In addition, 18 Pa. Cons. Stat. § 901 spells out the legal definition of attempt, which involves intentionally taking “a substantial step” toward the commission of a crime. Thus, you would face attempted murder charges if the prosecution has strong enough evidence to show that you:
- Intended to kill or harm another person
- Took steps toward accomplishing this goal
- Inflicted severe bodily injuries
Examples of Attempted Murder
While these cases each depend on their unique circumstances, attempted murder cases often involve factors such as:
- Hurting someone with a firearm, knife, or another deadly weapon
- Intentionally putting someone in a fatal situation
- Using a weapon on a vital part of the body (like the head or torso)
All attempted murder charges are first-degree felonies, with a conviction resulting in up to 20 years in prison. In addition, you could face up to 40 years if the victim did suffer severe injuries.
For a free legal consultation, call 215.515.3360
Intent Is the Primary Difference Between These Charges
As the definitions show, the primary difference between aggravated assault and attempted murder is the prosecution’s ability to prove intent— regardless of whether the victim sustained any injuries. In short:
- The charge will be attempted murder if the prosecutor can prove you intended to kill the victim
- The charge will likely be aggravated assault if the evidence shows you intended to seriously injure the victim or the prosecutor can only prove a lesser intent
For example, if the defendant is really angry at a person and shoots them in the foot to cause them pain, then they might only be prosecuted for aggravated assault, but if the defendant aimed or did shoot them in the stomach, they would very likely be prosecuted for attempted murder. The difference is whether the prosecution can prove that the defendant intended to kill the victim.
Who Decides Whether to Pursue Aggravated Assault or Attempted Murder Charges?
The District Attorney prosecuting the case will likely make this call. If they believe you or your loved one only planned and intended to cause serious bodily injury, the charge may only be aggravated assault. Remember, attempted murder is always a premeditated murder where the person did not die.
How a Criminal Defense Attorney Can Help You Fight These Charges
If law enforcement officers interview you about a run-in that led to injuries or threats of violence, you might want to work with an attorney familiar with the difference between aggravated assault and attempted murder. It may be possible to avoid charges, face lesser charges, or negotiate a plea agreement.

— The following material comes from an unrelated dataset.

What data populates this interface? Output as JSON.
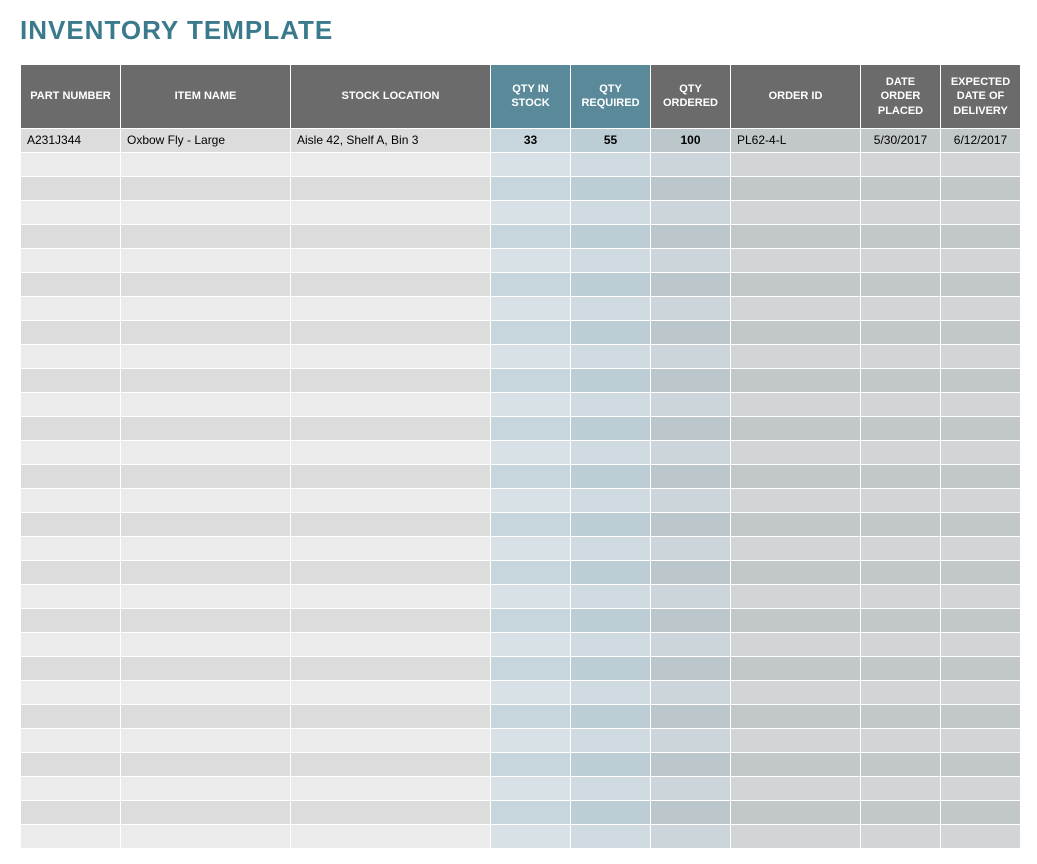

While both charges call for incarceration and fines, the Pennsylvania Sentencing Guidelines require more significant penalties for attempted murder convictions. In addition, there are serious social consequences that come along with an attempted murder charge. These are only two of the reasons why you might prefer facing an aggravated assault charge.
A Criminal Defense Lawyer Can Negotiate a Lesser Charge
It may be possible for your attorney to convince prosecutors to charge you with aggravated assault instead of attempted murder—especially if the evidence to show premeditation and intent is weak.
In addition, an attorney could help you strike a deal:
- To have the charges dropped
- To plead to a lesser charge
- To get a sentence reduction
Alternatively, you could go to trial and present a defense that shows you did not intend to kill someone or were defending yourself when their injuries occurred.
Speak to an Attorney From Our Team About Your Case Today
The Law Offices of M.J. Snyder, LLC, provides free consultations for those facing allegations of a serious crime in Pennsylvania. We are here for you and your family as you tackle accusations of aggravated assault, attempted murder, or other violent acts. Call now for your free consultation with our team.